fibroadenoma: A benign tumour of the breast.
fibroid: A benign tumour that arises from smooth muscle, such as that of the uterus.
first-degree relatives: The parents, siblings, or children of an individual.
fistula: An abnormal opening or passage between two organs or between an organ and the surface of the body.
follow-up: Monitoring of a person's health condition over time after treatment.
Gardasil: A vaccine to prevent infections by human papillomavirus (HPV) types 16, 18, 6, and 11. It is used to prevent cervical, vulvar, and vaginal cancers caused by these viruses.
gastrectomy: An operation to remove all or part of the stomach.
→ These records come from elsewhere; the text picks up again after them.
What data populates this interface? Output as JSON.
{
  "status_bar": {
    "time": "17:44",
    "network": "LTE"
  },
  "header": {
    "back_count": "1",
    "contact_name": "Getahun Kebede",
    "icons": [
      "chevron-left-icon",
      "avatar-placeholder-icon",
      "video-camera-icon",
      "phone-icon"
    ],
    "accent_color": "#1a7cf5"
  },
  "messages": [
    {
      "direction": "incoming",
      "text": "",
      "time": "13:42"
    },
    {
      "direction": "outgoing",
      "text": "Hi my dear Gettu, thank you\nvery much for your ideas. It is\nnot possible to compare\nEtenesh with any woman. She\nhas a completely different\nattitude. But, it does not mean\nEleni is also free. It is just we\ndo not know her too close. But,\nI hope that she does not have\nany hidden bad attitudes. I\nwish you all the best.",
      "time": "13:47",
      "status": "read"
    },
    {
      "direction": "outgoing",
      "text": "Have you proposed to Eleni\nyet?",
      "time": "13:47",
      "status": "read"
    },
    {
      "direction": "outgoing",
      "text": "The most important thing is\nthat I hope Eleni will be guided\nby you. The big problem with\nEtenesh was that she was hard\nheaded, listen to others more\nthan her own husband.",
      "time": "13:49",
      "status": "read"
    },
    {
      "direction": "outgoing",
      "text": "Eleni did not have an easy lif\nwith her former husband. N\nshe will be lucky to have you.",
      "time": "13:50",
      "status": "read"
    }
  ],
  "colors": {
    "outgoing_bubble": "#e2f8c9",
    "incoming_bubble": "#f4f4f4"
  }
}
gastric feeding tube: A tube that is inserted through the nose, down the throat and oesophagus, and into the stomach in order to administer liquid foods, liquids, and drugs. Feeding tubes are often inserted in patients who have mouth, throat, neck, and oesophageal cancers, particularly when the required surgery is extensive or combined with radiotherapy or chemotherapy.
Excerpted from Do I Have Cancer? by N. Parajuli. Copyright © 2015 Dr. N. Parajuli. Excerpted by permission of Balboa Press.
All rights reserved. No part of this excerpt may be reproduced or reprinted without permission in writing from the publisher.
Excerpts are provided by Dial-A-Book Inc. solely for the personal use of visitors to this web site.
Table of Contents
ContentsAbout the Book, vii,
Chapter 1: Learning the Cancer Language, 3,
Chapter 2: Introduction, 33,
Chapter 3: What is Cancer?, 44,
Chapter 4: Symptoms of Cancer, 48,
Chapter 5: Diagnosis and Staging of Cancer, 49,
Chapter 6: Management of Cancer, 65,
Chapter 7: Breast Cancer, 77,
Chapter 8: Cervical Cancer, 91,
Chapter 9: Ovarian Cancer, 101,
Chapter 10: Uterine Cancer, 109,
Chapter 11: Cancers of the Vulva and Vagina, 119,
Chapter 12: Cancer of the Penis, 129,
Chapter 13: Prostate Cancer, 136,
Chapter 14: Testicular Cancer, 147,
Chapter 15: Leukaemia, 157,
Chapter 16: Non-Hodgkin's Lymphoma, 169,
Chapter 17: Hodgkin's Lymphoma, 176,
Chapter 18: Multiple Myeloma, 179,
Chapter 19: Bladder Cancer, 187,
Chapter 20: Bone Cancer, 194,
Chapter 21: Bowel, or Colorectal, Cancer, 199,
Chapter 22: Brain Cancer, 208,
Chapter 23: Cancer of Unknown Primary, 215,
Chapter 24: Eye Cancer, 219,
Chapter 25: Gall Bladder Cancer, 225,
Chapter 26: Head and Neck Cancers, 231,
Chapter 27: Kidney Cancer, 237,
Chapter 28: Liver Cancer, 243,
Chapter 29: Lung Cancer, 249,
Chapter 30: Pleural Mesothelioma, 257,
Chapter 31: Oesophageal Cancer, 262,
Chapter 32: Pancreatic Cancer, 270,
Chapter 33: Stomach Cancer, 277,
Chapter 34: Non-Melanoma Cancers of the Skin, 284,
Chapter 35: Skin Cancer—Melanoma, 292,
Chapter 36: Thyroid Cancer, 299,
Chapter 37: Cancers among Children, 306,
Chapter 38: Cancer among HIV/AIDS Patients, 311,
Chapter 39: Family Cancers, Genetic Counselling, and Tests, 317,
Chapter 40: Cancer and Sexuality, 321,
Chapter 41: Cancer during Pregnancy, 329,
Chapter 42: Psychological Problems among Cancer Patients, 332,
Chapter 43: Palliative Treatment of Cancer, 337,
Chapter 44: Euthanasia, 340,
Chapter 45: Complementary Therapies for Cancer Patients, 342,
Chapter 46: Cancer and Lifestyle, 344,
Chapter 47: Screening and Early Detection of Cancer, 351,
Chapter 48: Special Issues among Cancer Patients, 355,
Chapter 49: New Developments in Cancer Treatment, 361,
Chapter 50: Conclusion, 364,
Selected Bibliography, 377,